▸ Task statement: Keyword search on "your": report each line of the records that contains it.

▸ Records to process:
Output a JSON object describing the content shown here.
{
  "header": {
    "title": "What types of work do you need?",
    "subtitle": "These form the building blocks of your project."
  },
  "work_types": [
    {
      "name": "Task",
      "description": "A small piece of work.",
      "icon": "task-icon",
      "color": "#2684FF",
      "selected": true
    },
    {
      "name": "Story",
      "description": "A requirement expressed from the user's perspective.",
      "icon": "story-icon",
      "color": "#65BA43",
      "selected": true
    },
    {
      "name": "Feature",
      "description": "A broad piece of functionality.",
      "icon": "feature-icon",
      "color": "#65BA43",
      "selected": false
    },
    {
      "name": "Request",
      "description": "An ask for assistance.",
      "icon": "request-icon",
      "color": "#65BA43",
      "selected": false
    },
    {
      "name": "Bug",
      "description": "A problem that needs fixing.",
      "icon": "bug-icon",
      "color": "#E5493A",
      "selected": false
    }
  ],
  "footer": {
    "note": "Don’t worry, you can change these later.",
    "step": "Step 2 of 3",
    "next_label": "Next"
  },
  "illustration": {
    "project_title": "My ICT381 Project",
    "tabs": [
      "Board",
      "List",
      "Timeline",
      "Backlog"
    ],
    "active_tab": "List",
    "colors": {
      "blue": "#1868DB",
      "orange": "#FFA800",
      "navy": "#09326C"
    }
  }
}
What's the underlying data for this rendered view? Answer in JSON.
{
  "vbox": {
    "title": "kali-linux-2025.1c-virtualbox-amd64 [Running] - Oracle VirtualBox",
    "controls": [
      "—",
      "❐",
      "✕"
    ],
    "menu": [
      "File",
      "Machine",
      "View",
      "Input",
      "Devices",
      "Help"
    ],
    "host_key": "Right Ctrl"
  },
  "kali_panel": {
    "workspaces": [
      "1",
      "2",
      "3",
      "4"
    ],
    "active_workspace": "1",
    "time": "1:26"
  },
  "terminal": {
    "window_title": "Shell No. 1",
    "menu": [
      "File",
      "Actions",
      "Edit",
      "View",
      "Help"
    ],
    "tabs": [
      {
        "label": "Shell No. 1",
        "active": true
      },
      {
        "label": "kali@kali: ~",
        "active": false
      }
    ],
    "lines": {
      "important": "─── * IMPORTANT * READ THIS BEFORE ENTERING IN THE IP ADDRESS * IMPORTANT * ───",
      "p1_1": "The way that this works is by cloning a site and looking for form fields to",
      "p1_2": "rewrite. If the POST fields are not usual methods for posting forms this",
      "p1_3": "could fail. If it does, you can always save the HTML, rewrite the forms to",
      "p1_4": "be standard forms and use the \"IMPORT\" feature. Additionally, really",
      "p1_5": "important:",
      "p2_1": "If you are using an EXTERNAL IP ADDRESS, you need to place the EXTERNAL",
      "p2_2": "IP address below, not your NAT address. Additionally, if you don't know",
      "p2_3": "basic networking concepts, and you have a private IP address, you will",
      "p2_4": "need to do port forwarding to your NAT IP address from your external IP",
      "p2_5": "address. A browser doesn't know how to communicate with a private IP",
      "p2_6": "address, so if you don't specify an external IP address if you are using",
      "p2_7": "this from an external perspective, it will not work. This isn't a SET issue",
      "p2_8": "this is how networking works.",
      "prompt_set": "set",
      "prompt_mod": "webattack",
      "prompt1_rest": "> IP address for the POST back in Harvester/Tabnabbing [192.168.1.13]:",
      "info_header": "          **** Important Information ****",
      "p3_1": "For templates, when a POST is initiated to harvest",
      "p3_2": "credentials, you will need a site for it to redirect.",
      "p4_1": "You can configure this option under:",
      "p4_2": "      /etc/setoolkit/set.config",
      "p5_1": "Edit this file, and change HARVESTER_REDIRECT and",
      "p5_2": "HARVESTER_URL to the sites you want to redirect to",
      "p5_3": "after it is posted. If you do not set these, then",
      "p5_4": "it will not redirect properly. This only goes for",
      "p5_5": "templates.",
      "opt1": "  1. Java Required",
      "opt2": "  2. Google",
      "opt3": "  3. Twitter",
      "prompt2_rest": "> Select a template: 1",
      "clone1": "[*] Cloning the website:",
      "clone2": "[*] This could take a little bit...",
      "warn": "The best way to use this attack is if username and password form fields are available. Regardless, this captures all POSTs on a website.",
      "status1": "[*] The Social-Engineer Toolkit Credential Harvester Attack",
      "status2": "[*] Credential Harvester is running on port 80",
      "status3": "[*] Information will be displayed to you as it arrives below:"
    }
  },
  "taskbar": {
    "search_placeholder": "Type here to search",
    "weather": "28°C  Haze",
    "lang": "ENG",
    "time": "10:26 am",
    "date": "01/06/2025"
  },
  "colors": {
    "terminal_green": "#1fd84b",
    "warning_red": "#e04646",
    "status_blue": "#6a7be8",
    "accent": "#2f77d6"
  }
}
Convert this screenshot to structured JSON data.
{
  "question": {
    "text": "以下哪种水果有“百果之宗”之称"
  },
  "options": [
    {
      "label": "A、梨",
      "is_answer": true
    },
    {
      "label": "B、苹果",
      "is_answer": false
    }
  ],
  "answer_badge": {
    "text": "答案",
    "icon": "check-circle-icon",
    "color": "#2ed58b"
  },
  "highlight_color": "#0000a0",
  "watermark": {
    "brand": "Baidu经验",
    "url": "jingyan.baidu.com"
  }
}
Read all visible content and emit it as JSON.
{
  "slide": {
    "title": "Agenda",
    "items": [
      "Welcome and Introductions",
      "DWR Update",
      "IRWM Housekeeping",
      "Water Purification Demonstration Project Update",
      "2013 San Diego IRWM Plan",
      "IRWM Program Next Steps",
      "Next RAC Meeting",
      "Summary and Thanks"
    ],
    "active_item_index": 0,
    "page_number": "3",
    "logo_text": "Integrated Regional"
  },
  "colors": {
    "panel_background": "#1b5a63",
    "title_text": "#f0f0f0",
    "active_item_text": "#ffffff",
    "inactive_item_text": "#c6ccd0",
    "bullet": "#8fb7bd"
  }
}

▸ Task answer:
    "subtitle": "These form the building blocks of your project."
      "p2_2": "IP address below, not your NAT address. Additionally, if you don't know",
      "p2_4": "need to do port forwarding to your NAT IP address from your external IP",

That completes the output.